natural feeling began at last to make its way. A meeting of the electors of the deputies to the Cortes had been summoned to the Exchange, to take cognisance of a plan of the constitution proposed for the future direction of the Brazils, in the absence of the King. This assembly rapidly proceeded from the dull routine of discussing principles of government to the business that came home to men's hearts and bosoms, the departure of the Royal Family. It became at length a matter of discussion whether the money which the King was about to take with him should be suffered to go out of the country. One orator stated that the King was about to carry off the funds of some of the charitable institutions; another moved that measures should be instantly adopted to prevent the sailing of the squadron until they were searched; and orders were actually sent to the forts commanding the bay to fire on any ship of the squadron which attempted to sail. It was clear that, if this spirit of oratory were allowed to spread its wings even so far as the next street, a rising of the populace would be the next thing, and the King and his ships would have put off their voyage together sine die. But though the national feeling was strong for detaining the King, there was a private and personal feeling, equally strong, for getting rid of him as fast as possible. And the distinction was, that the national feeling waited for a leader, and was therefore ineffective; while the personal feeling waited for nothing but the first opportunity of gaining its point. The debates of the assembly at the Exchange had awakened its jealousy, and a determination was adopted to give those embarrassing debaters an early lesson, which should teach them the hazard of impeding the will of their superiors. The sitting had been prolonged on this occasion till midnight, and the hall was still crowded, when the tramp of soldiery was heard, and a whole Portuguese regiment, without farther question or explanation, poured into the hall. To the astonishment and horror of every body, those miscreants instantly levelled their muskets, and began a regular fire upon the unarmed electors. A scene of

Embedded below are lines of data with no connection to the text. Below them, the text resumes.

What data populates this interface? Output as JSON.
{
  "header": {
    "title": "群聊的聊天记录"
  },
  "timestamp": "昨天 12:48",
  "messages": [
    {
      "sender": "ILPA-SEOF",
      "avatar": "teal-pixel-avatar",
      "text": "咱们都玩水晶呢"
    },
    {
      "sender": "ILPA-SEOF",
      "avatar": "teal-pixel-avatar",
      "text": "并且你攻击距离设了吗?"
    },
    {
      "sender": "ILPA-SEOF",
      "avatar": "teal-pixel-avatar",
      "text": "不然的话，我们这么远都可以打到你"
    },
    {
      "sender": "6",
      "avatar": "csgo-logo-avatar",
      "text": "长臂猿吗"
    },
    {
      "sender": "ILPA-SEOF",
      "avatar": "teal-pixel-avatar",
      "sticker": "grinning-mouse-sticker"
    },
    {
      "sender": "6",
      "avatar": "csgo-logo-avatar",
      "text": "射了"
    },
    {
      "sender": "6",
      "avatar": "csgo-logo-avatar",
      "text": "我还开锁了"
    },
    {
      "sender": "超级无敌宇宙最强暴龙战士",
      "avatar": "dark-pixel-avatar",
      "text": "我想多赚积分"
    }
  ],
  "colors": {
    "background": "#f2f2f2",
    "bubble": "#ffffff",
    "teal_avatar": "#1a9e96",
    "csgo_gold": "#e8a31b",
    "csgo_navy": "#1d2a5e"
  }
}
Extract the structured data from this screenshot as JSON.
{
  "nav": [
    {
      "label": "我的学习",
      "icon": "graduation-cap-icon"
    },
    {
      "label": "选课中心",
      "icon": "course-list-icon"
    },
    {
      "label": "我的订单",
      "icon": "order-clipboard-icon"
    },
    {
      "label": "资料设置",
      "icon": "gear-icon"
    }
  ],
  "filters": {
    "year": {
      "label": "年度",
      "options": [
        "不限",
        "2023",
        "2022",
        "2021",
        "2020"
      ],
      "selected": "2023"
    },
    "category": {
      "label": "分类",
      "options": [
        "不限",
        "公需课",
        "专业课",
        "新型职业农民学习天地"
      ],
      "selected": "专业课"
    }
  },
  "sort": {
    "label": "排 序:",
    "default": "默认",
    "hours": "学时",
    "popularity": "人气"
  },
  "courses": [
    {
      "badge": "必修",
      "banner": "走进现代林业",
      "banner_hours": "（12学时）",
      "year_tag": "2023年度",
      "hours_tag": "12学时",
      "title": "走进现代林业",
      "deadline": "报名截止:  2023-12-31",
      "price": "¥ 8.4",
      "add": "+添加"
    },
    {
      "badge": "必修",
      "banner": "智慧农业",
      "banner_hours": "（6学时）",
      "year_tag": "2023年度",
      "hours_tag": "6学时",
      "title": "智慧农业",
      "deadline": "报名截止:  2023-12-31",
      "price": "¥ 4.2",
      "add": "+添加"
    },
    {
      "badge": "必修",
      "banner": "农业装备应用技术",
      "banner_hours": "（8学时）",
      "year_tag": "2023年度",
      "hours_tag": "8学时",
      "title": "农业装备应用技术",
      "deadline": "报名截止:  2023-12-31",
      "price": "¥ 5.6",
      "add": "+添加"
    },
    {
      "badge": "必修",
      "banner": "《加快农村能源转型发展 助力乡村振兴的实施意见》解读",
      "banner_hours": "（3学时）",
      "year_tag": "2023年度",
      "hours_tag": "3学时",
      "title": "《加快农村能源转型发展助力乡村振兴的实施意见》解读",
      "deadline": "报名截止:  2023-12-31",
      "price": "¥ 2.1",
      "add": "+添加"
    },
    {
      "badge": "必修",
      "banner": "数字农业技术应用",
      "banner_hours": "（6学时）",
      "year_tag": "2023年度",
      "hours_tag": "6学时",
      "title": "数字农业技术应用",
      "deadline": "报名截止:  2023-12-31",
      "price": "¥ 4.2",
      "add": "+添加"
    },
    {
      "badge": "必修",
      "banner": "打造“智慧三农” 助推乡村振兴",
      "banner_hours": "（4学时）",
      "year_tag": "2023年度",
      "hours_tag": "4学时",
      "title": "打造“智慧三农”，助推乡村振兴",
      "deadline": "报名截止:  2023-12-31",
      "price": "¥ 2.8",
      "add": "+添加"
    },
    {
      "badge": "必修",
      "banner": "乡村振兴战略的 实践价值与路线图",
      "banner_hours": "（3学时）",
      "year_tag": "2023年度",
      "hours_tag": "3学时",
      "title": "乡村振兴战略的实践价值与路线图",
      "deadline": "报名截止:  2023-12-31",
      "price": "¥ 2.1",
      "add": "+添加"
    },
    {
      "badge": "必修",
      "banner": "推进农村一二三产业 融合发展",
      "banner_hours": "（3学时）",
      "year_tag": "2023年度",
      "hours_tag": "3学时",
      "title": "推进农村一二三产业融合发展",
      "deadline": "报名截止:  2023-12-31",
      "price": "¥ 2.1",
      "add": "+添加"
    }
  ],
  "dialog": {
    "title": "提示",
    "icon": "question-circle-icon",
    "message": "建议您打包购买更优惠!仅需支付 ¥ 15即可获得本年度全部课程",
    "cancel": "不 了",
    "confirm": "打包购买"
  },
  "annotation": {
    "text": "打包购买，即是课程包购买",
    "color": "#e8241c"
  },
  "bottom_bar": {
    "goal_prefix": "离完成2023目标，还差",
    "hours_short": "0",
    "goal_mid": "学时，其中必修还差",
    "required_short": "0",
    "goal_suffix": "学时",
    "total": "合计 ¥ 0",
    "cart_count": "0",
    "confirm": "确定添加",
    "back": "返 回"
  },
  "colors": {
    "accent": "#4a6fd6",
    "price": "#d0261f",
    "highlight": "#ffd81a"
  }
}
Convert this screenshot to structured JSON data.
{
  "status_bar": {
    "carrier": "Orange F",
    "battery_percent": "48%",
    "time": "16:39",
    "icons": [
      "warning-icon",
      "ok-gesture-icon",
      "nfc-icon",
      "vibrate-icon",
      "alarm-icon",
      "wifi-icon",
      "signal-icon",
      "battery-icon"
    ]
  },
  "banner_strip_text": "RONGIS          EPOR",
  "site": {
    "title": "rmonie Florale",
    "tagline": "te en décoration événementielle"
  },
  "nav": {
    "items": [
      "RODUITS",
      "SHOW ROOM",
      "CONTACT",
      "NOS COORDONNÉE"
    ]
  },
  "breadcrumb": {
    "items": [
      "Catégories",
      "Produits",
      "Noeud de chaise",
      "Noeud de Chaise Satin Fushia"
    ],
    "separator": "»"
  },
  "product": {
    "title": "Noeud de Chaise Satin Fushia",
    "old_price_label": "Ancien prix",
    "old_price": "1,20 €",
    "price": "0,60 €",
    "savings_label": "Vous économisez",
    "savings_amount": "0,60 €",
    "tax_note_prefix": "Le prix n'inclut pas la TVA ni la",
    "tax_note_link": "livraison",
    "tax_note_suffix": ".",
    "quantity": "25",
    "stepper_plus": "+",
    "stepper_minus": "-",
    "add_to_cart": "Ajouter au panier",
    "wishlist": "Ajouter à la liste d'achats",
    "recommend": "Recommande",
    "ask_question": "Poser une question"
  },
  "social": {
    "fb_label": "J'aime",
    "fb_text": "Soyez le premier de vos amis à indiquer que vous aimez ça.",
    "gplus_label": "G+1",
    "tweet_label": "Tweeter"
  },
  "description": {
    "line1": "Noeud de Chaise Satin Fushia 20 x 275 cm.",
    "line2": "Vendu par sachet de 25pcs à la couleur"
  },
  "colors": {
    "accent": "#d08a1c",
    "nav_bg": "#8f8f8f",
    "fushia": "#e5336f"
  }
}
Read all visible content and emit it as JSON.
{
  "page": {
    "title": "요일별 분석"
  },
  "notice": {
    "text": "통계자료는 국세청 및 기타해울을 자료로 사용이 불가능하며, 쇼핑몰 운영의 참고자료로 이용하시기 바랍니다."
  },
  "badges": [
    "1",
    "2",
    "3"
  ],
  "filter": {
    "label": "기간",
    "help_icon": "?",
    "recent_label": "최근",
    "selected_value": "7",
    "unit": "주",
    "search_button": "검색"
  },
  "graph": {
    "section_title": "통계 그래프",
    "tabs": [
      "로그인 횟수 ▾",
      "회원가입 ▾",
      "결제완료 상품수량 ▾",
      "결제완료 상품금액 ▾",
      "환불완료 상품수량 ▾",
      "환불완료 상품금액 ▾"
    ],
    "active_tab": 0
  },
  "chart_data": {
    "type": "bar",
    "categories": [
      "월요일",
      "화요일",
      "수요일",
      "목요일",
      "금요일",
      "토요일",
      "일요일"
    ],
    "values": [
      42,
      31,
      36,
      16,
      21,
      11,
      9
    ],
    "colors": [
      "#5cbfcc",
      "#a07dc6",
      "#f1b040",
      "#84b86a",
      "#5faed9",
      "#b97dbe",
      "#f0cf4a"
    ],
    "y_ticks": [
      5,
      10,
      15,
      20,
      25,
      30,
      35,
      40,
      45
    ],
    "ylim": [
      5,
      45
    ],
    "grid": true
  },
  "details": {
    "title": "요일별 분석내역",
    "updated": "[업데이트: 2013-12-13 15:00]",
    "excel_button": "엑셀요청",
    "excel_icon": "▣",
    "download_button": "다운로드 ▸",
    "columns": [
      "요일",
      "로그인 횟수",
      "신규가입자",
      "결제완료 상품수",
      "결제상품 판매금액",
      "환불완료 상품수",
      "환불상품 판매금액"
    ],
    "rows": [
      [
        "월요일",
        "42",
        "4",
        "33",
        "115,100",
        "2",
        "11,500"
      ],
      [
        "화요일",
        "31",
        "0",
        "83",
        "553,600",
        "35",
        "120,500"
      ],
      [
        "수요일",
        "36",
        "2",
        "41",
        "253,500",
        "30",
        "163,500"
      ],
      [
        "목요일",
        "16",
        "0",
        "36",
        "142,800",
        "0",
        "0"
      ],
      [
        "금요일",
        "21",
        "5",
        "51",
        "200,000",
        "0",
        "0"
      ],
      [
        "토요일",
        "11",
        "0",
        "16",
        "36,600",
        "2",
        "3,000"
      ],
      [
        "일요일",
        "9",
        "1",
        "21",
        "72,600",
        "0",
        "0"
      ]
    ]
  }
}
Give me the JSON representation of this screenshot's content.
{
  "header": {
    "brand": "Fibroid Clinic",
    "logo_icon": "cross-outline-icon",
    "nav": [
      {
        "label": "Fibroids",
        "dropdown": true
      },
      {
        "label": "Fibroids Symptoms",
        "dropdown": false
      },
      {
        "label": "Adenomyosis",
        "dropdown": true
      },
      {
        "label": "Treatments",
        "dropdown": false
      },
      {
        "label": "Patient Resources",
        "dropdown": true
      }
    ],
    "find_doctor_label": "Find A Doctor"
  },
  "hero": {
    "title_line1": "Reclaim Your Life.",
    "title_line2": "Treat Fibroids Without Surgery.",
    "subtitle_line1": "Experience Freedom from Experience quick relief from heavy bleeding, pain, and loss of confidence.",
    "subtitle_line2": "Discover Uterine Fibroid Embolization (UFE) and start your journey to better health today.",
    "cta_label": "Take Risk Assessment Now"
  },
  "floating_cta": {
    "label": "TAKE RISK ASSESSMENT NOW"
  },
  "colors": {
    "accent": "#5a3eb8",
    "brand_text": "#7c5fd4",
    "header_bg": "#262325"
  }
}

It is difficult to ascertain who was the chief director in those popular movements; but it seems a striking circumstance that the King's announcement of his thus leaving the Brazils to struggle for themselves, produced no tumult of any kind. Yet no measure was more likely to have roused the people to violence, or would have more unquestionably roused them a few months before. By the return of the royal family to Lisbon, the Brazils must become again a subordinate government,their deputies must attend the Portuguese Cortes,-their country must lose the rank of the seat of the monarchy, and their capital the advantage of the large expenditure of the court and nobles. But the populace, hitherto so turbulent, were perfectly tranquil on the occasion. It was perfectly clear, that whoever had pulled the strings of the puppets before, now pulled them no longer, or were pleased to let the puppets remain in a state of quiescence. However, the